In Berkeley, where much of the population attends and is employed by UC Berkeley, the rising cost of maintaining a basic quality of life has drastically changed campus priorities — the most notable being a renewed focus on the need to create affordable housing. In a 2017 study conducted by the chancellor’s office, 27 percent of undergraduate students and 26 percent of graduate students said they considered leaving UC Berkeley because of the housing situation.
Campus librarian David Eifler said the exorbitant cost of living in the Bay Area has created a “brain drain” for the campus. Eifler — who is also the co-chair of UC-AFT Local 1474, which represents librarians and lecturers — said even with a negotiated pay raise of 22 percent over five years, “It’s not enough to retain early career librarians.”
“Within the last year and a half, a number of librarians who were new to Berkeley — after three to five years — left and went to cheaper areas to buy homes,” Eifler said.
Even with a grant that allows her to live on campus, sophomore Gisselle Alvarez finds shopping for healthy food to be a challenge in a city with limited affordable options.
Alvarez said even with CalFresh, California’s nutritional support program, ready access to food can prove to be burdensome, as most grocery stores in the city offer mainly pricier options.

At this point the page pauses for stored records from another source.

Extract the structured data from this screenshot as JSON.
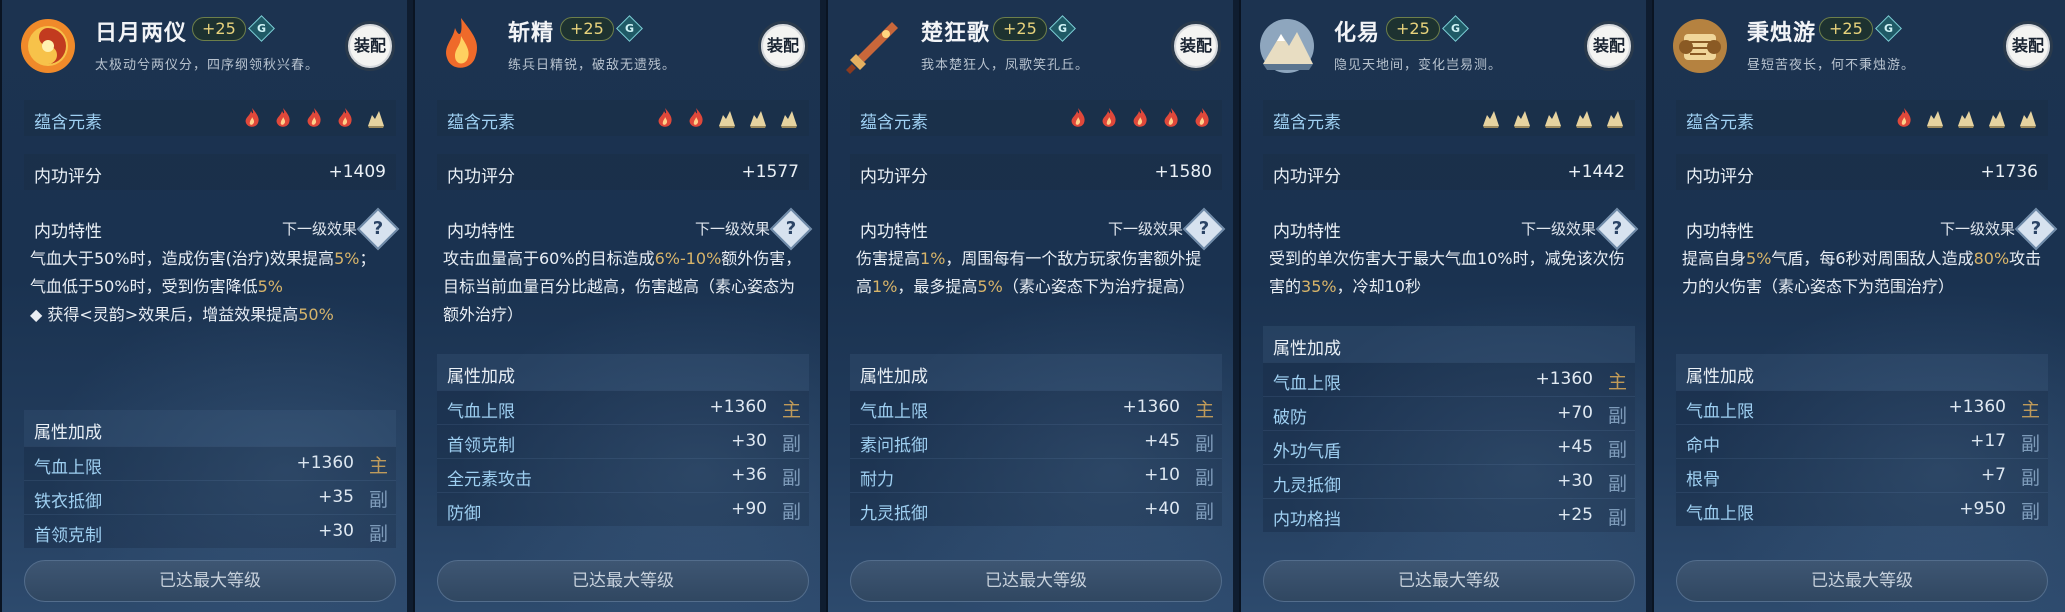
{
  "ui": {
    "equip_label": "装配",
    "elements_label": "蕴含元素",
    "score_label": "内功评分",
    "trait_label": "内功特性",
    "next_effect_label": "下一级效果",
    "help_glyph": "?",
    "gem_glyph": "G",
    "attr_label": "属性加成",
    "max_level_label": "已达最大等级"
  },
  "cards": [
    {
      "title": "日月两仪",
      "level": "+25",
      "desc": "太极动兮两仪分，四序纲领秋兴春。",
      "icon": "sun-moon-icon",
      "elements": [
        "fire",
        "fire",
        "fire",
        "fire",
        "earth"
      ],
      "score": "+1409",
      "trait": {
        "text_a": "气血大于50%时，造成伤害(治疗)效果提高",
        "hl1": "5%",
        "text_b": "；气血低于50%时，受到伤害降低",
        "hl2": "5%",
        "bullet": "◆ 获得<灵韵>效果后，增益效果提高",
        "hl3": "50%"
      },
      "attrs": [
        {
          "name": "气血上限",
          "value": "+1360",
          "tag": "主"
        },
        {
          "name": "铁衣抵御",
          "value": "+35",
          "tag": "副"
        },
        {
          "name": "首领克制",
          "value": "+30",
          "tag": "副"
        }
      ]
    },
    {
      "title": "斩精",
      "level": "+25",
      "desc": "练兵日精锐，破敌无遗残。",
      "icon": "flame-icon",
      "elements": [
        "fire",
        "fire",
        "earth",
        "earth",
        "earth"
      ],
      "score": "+1577",
      "trait": {
        "text_a": "攻击血量高于60%的目标造成",
        "hl1": "6%-10%",
        "text_b": "额外伤害，目标当前血量百分比越高，伤害越高（素心姿态为额外治疗）",
        "hl2": "",
        "bullet": "",
        "hl3": ""
      },
      "attrs": [
        {
          "name": "气血上限",
          "value": "+1360",
          "tag": "主"
        },
        {
          "name": "首领克制",
          "value": "+30",
          "tag": "副"
        },
        {
          "name": "全元素攻击",
          "value": "+36",
          "tag": "副"
        },
        {
          "name": "防御",
          "value": "+90",
          "tag": "副"
        }
      ]
    },
    {
      "title": "楚狂歌",
      "level": "+25",
      "desc": "我本楚狂人，凤歌笑孔丘。",
      "icon": "sword-icon",
      "elements": [
        "fire",
        "fire",
        "fire",
        "fire",
        "fire"
      ],
      "score": "+1580",
      "trait": {
        "text_a": "伤害提高",
        "hl1": "1%",
        "text_b": "，周围每有一个敌方玩家伤害额外提高",
        "hl2": "1%",
        "text_c": "，最多提高",
        "hl3": "5%",
        "text_d": "（素心姿态下为治疗提高）"
      },
      "attrs": [
        {
          "name": "气血上限",
          "value": "+1360",
          "tag": "主"
        },
        {
          "name": "素问抵御",
          "value": "+45",
          "tag": "副"
        },
        {
          "name": "耐力",
          "value": "+10",
          "tag": "副"
        },
        {
          "name": "九灵抵御",
          "value": "+40",
          "tag": "副"
        }
      ]
    },
    {
      "title": "化易",
      "level": "+25",
      "desc": "隐见天地间，变化岂易测。",
      "icon": "mountain-icon",
      "elements": [
        "earth",
        "earth",
        "earth",
        "earth",
        "earth"
      ],
      "score": "+1442",
      "trait": {
        "text_a": "受到的单次伤害大于最大气血10%时，减免该次伤害的",
        "hl1": "35%",
        "text_b": "，冷却10秒",
        "hl2": "",
        "bullet": "",
        "hl3": ""
      },
      "attrs": [
        {
          "name": "气血上限",
          "value": "+1360",
          "tag": "主"
        },
        {
          "name": "破防",
          "value": "+70",
          "tag": "副"
        },
        {
          "name": "外功气盾",
          "value": "+45",
          "tag": "副"
        },
        {
          "name": "九灵抵御",
          "value": "+30",
          "tag": "副"
        },
        {
          "name": "内功格挡",
          "value": "+25",
          "tag": "副"
        }
      ]
    },
    {
      "title": "秉烛游",
      "level": "+25",
      "desc": "昼短苦夜长，何不秉烛游。",
      "icon": "scroll-icon",
      "elements": [
        "fire",
        "earth",
        "earth",
        "earth",
        "earth"
      ],
      "score": "+1736",
      "trait": {
        "text_a": "提高自身",
        "hl1": "5%",
        "text_b": "气盾，每6秒对周围敌人造成",
        "hl2": "80%",
        "text_c": "攻击力的火伤害（素心姿态下为范围治疗）",
        "hl3": "",
        "text_d": ""
      },
      "attrs": [
        {
          "name": "气血上限",
          "value": "+1360",
          "tag": "主"
        },
        {
          "name": "命中",
          "value": "+17",
          "tag": "副"
        },
        {
          "name": "根骨",
          "value": "+7",
          "tag": "副"
        },
        {
          "name": "气血上限",
          "value": "+950",
          "tag": "副"
        }
      ]
    }
  ],
  "colors": {
    "fire": "#e0483a",
    "earth": "#e6d3a0",
    "gold_highlight": "#d7b46a",
    "attr_blue": "#9fd0f2"
  }
}
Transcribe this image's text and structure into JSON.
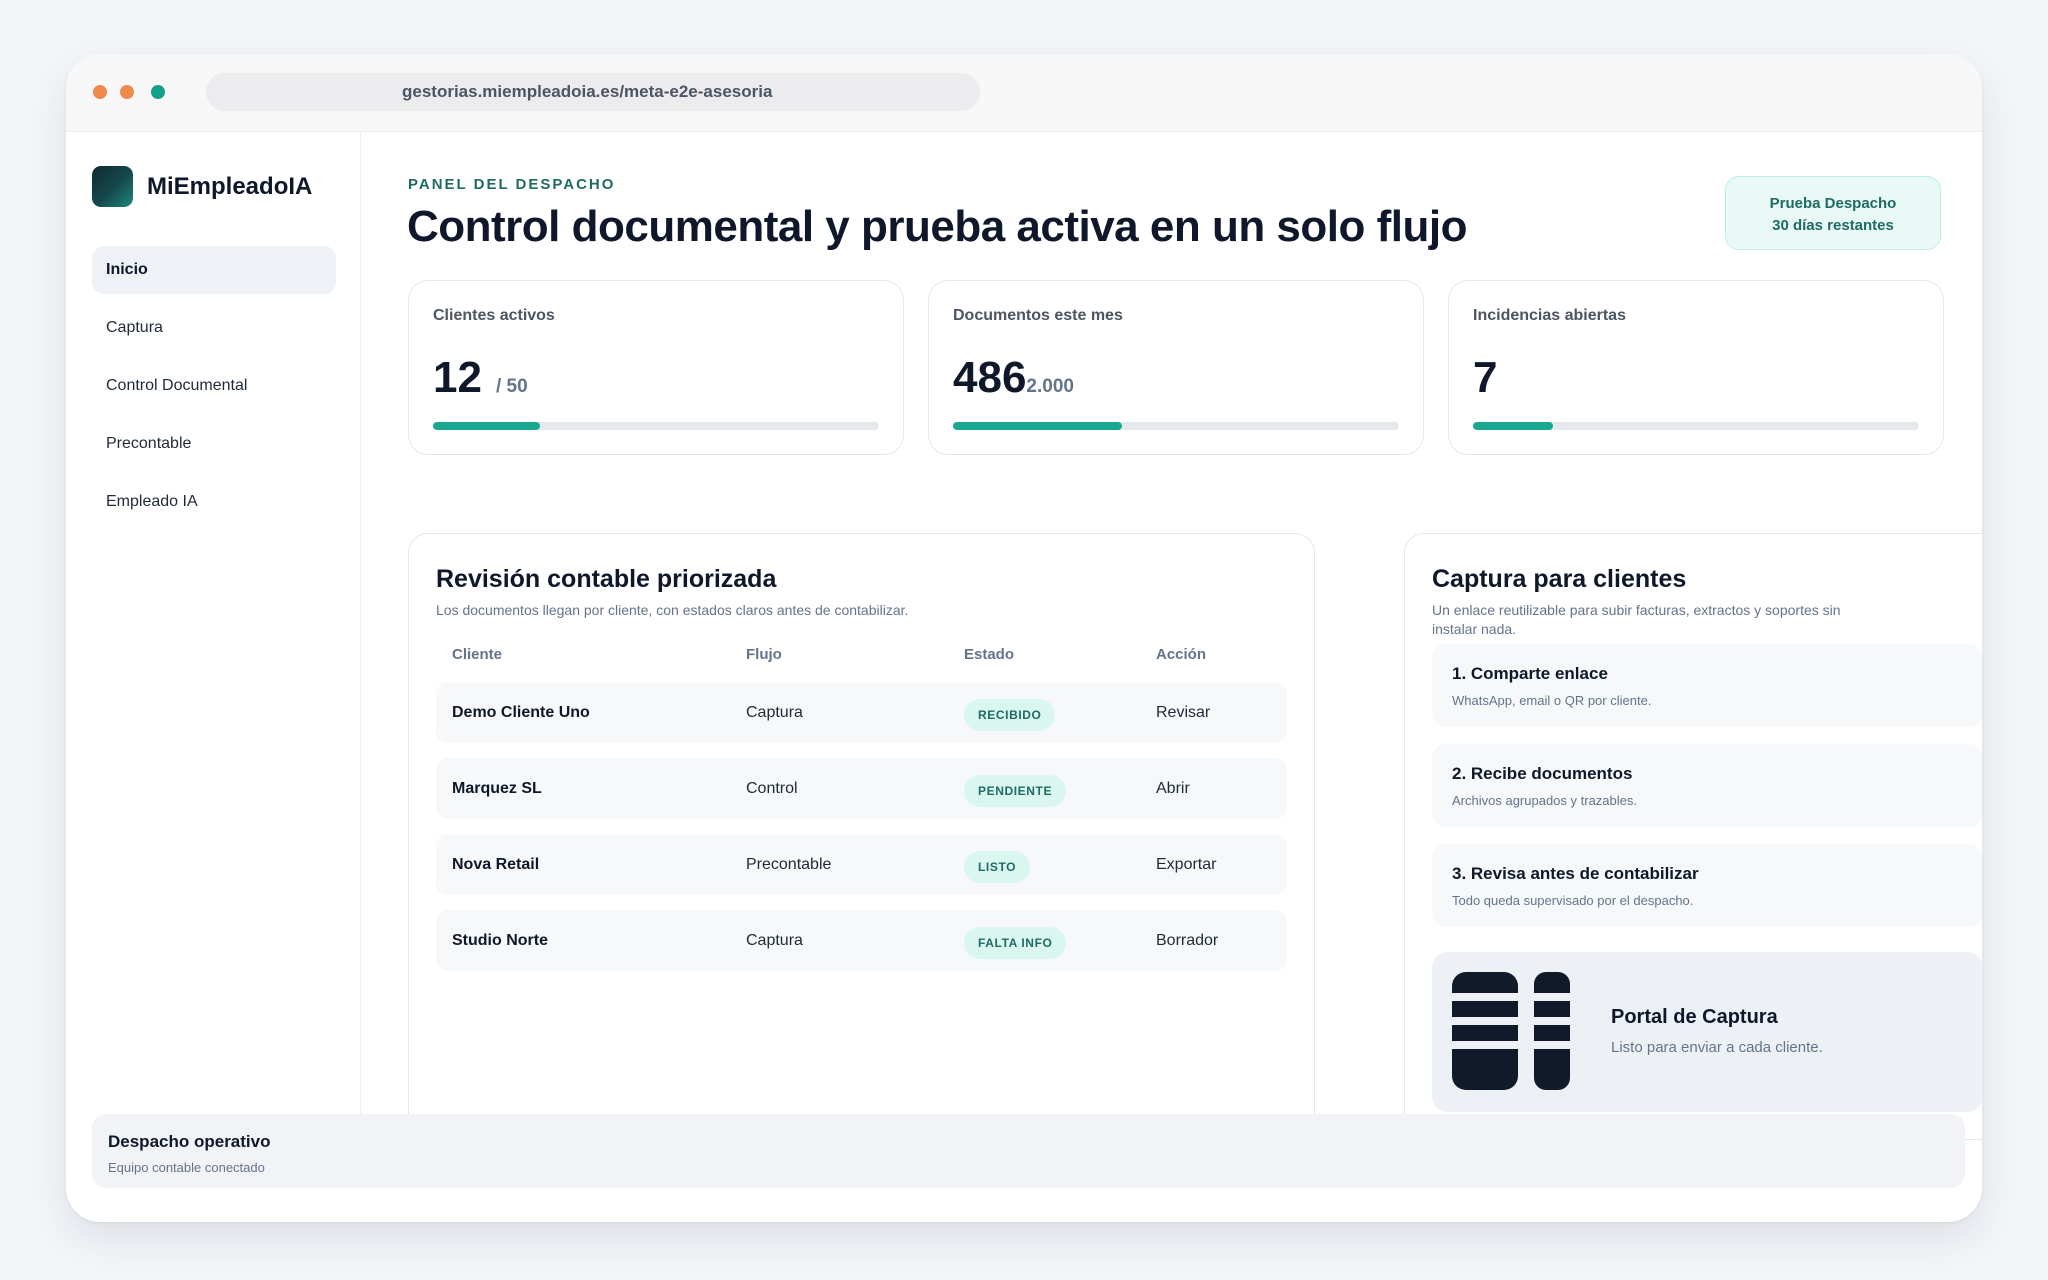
{
  "browser": {
    "url": "gestorias.miempleadoia.es/meta-e2e-asesoria"
  },
  "brand": {
    "name": "MiEmpleadoIA"
  },
  "sidebar": {
    "items": [
      {
        "label": "Inicio",
        "active": true
      },
      {
        "label": "Captura",
        "active": false
      },
      {
        "label": "Control Documental",
        "active": false
      },
      {
        "label": "Precontable",
        "active": false
      },
      {
        "label": "Empleado IA",
        "active": false
      }
    ]
  },
  "header": {
    "eyebrow": "PANEL DEL DESPACHO",
    "title": "Control documental y prueba activa en un solo flujo",
    "trial_line1": "Prueba Despacho",
    "trial_line2": "30 días restantes"
  },
  "stats": [
    {
      "label": "Clientes activos",
      "value": "12",
      "of": "/ 50",
      "progress": 0.24
    },
    {
      "label": "Documentos este mes",
      "value": "486",
      "of": "2.000",
      "progress": 0.38
    },
    {
      "label": "Incidencias abiertas",
      "value": "7",
      "of": "",
      "progress": 0.18
    }
  ],
  "review": {
    "title": "Revisión contable priorizada",
    "subtitle": "Los documentos llegan por cliente, con estados claros antes de contabilizar.",
    "columns": [
      "Cliente",
      "Flujo",
      "Estado",
      "Acción"
    ],
    "rows": [
      {
        "client": "Demo Cliente Uno",
        "flow": "Captura",
        "status": "RECIBIDO",
        "action": "Revisar"
      },
      {
        "client": "Marquez SL",
        "flow": "Control",
        "status": "PENDIENTE",
        "action": "Abrir"
      },
      {
        "client": "Nova Retail",
        "flow": "Precontable",
        "status": "LISTO",
        "action": "Exportar"
      },
      {
        "client": "Studio Norte",
        "flow": "Captura",
        "status": "FALTA INFO",
        "action": "Borrador"
      }
    ]
  },
  "capture": {
    "title": "Captura para clientes",
    "subtitle_line1": "Un enlace reutilizable para subir facturas, extractos y soportes sin",
    "subtitle_line2": "instalar nada.",
    "steps": [
      {
        "title": "1. Comparte enlace",
        "desc": "WhatsApp, email o QR por cliente."
      },
      {
        "title": "2. Recibe documentos",
        "desc": "Archivos agrupados y trazables."
      },
      {
        "title": "3. Revisa antes de contabilizar",
        "desc": "Todo queda supervisado por el despacho."
      }
    ],
    "portal": {
      "title": "Portal de Captura",
      "subtitle": "Listo para enviar a cada cliente.",
      "icon": "qr-code-icon"
    }
  },
  "footer": {
    "title": "Despacho operativo",
    "subtitle": "Equipo contable conectado"
  },
  "colors": {
    "accent": "#17a88f",
    "accent_dark": "#1f6b63",
    "pill_bg": "#d9f7ef",
    "dot_orange": "#f08a4b",
    "dot_green": "#14a08c"
  }
}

“It’s weird, because when you are picking a college, you never consider how much it’s going to cost to live in the town,” Alvarez said. “I might have reconsidered.”